Screenwriter Steve Wilson Briggs alleges that the “Elysium” filmmakers cribbed from his “Butterfly Driver” script
Screenwriter Steve Wilson Briggs has sued Sony Pictures, TriStar pictures, Media Rights Capital, QED International and director Neill Blomkamp over similarities between their recent sci-fi movie “Elysium” and his screenplay “Butterfly Driver,” according to the lawsuit obtained by TheWrap.
Briggs filed the lawsuit for copyright infringement on Tuesday in U.S. District Court in the Northern District of California.
A spokesperson for TriStar declined to comment on the lawsuit.
Briggs alleges that “Elysium” infringes on the heart of his “Butterfly Driver” story as well as its plot, characters, unusual settings, themes, conflict, catalyst, crisis, climax-twist, the hero's unique “character-affiliation,” the hero's “keepsake necklace” and more.
The writer claims that “Elysium” is substantially similar to his work, that the defendants had access to his work and that the parties tried to disguise their infringement.
Briggs finished the first draft of the script in May 2005 and registered a revised version with the WGA-West in Dec. 2005. In February 2007, he posted the entire script on Kevin Spacey and Dana Brunetti's screenwriting website TriggerStreet.com, which is how Briggs claims Blomkamp had access to the script and the ideas within. He registered his script with the U.S. Copyright Office in June 2013 in order to file an infringement complaint.

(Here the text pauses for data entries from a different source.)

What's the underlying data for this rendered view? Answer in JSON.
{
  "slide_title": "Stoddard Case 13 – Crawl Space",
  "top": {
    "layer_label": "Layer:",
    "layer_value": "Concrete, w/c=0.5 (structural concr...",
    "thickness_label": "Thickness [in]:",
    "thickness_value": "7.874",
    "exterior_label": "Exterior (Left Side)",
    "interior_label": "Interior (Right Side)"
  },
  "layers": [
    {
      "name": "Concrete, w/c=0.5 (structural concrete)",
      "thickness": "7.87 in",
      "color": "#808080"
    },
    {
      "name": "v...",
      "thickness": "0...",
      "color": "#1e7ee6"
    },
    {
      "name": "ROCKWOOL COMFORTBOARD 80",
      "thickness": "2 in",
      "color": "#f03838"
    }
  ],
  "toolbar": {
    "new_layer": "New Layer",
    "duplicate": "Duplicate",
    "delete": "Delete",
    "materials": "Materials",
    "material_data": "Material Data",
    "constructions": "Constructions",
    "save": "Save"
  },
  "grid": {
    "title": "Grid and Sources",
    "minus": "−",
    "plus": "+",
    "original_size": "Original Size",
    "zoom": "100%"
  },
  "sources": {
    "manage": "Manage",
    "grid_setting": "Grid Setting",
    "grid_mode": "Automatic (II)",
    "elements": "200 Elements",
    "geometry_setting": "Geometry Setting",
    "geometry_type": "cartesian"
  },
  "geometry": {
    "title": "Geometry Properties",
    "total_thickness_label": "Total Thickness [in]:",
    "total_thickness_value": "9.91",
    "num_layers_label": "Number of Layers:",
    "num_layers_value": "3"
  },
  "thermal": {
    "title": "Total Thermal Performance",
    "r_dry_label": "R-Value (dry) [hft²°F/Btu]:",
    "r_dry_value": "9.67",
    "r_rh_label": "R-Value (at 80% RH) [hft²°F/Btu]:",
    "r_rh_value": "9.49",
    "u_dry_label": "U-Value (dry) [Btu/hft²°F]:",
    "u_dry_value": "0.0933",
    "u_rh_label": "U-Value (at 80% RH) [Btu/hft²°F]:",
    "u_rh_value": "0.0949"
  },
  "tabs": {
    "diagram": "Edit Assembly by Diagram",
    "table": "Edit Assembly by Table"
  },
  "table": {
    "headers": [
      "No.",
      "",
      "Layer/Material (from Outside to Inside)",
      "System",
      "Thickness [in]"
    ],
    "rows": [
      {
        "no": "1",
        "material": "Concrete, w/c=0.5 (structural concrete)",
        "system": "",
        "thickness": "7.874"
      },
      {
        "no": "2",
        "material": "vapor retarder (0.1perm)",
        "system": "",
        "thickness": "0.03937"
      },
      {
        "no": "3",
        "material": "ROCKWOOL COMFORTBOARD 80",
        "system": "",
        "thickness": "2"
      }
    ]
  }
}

There are indeed a number of similarities between the two scripts, as alleged in the lawsuit, though these types of claims are commonplace in Hollywood, particularly with regard to blockbuster studio movies. Since opening in August, “Elysium” has grossed $272 million worldwide to date.
Briggs, whose lone credit on IMDb is as the writer, director and producer of the feature film “The Amazing Mr. Excellent,” is currently a teacher's aide at Sequoia High School in Redwood City, California.
Pamela Chelin contributed to this report.